Later Years and Legacy
Sylvia Earle continues to advance research in marine biology still today. Her contributions to learning more about the oceans, and our need to protect them are countless. Earle broke down barriers during a time when women did not usually work in science. In 1990, she became the first female chief scientist of the National Oceanic and Atmospheric Administration (NOAA). She served in this position until 1992. She is founder of Mission Blue and the SEAlliance, Chair of Deep Ocean Exploration and Research (DOER). She has also been an Explorer-in-Residence at the National Geographic Society since 1998. Her honors and awards number in the hundreds. She remains a champion and defender of the ocean, writing books on what we can do to continue preserving the life within them. Sylvia Earle remains a renowned scientist and explorer still today, and is a living legend.

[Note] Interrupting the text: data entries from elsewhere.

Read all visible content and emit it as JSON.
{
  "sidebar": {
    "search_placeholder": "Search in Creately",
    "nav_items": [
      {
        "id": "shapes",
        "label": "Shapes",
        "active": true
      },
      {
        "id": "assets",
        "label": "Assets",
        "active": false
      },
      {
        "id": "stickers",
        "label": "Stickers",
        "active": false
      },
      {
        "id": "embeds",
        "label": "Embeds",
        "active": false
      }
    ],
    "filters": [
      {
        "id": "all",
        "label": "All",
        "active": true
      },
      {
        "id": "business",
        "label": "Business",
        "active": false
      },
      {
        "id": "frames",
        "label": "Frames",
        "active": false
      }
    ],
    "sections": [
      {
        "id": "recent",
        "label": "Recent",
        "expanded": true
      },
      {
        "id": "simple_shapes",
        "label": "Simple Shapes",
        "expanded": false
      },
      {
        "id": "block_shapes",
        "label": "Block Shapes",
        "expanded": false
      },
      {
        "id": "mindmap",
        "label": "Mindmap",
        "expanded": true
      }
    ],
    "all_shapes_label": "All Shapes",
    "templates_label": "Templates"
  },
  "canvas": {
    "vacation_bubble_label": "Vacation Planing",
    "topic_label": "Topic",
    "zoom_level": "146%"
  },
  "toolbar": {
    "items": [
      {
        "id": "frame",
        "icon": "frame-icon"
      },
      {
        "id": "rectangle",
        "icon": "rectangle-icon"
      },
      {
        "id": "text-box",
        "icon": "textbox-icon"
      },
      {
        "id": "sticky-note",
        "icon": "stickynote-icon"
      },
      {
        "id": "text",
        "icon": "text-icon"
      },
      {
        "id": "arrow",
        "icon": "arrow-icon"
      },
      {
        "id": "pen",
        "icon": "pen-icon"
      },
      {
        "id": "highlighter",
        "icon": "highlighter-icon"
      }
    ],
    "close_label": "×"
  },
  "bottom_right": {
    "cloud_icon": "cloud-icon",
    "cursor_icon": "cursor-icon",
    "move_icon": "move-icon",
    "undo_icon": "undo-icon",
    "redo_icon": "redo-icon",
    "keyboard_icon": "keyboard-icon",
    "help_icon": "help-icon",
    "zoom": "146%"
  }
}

- Beth Baker, Sylvia Earle (Minneapolis: Lerner Publications Company, 2006), 13.
- Baker, Sylvia Earle, 18-19.
- Sylvia A. Earle, Blue Hope: Exploring and Caring for Earth’s Magnificent Ocean (Washington DC: National Geographic Books, 2014), 103.
- Dennis Fertig, Sylvia Earle: Ocean Explorer (Chicago: Heinemann Library, 2015), 13.
- Earle, Blue Hope, 103.
- Wallace White, “Her Deepness,” The New Yorker, July 3, 1989, https://www.newyorker.com/magazine/1989/07/03/her-deepness-wallace-white.
- Susan E. Reichard, Who on Earth is Sylvia Earle?: Undersea Explorer of the Ocean (New Jersey: Enslow Publishers, Inc., 2009), 29.
- Beth Baker, Sylvia Earle: Guardian of the Sea, (Minneapolis: Lerner Publication, 2001), 52.
Baker, Beth. Sylvia Earle. Minneapolis: Lerner Publications Company, 2006.
Baker, Beth. Sylvia Earle: Guardian of the Sea. Minneapolis: Lerner Publication, 2001.
Earle, Sylvia A. Blue Hope: Exploring and Caring for Earth’s Magnificent Ocean. Washington DC: National Geographic Books, 2014.
Fertig, Dennis. Sylvia Earle: Ocean Explorer. Chicago: Heinemann Library, 2015.
Reichard, Susan E. Who on Earth is Sylvia Earle?: Undersea Explorer of the Ocean. New Jersey: Enslow Publishers, Inc., 2009.
White, Wallace. “Her Deepness.” The New Yorker. July 3, 1989. https://www.newyorker.com/magazine/1989/07/03/her-deepness-wallace-white.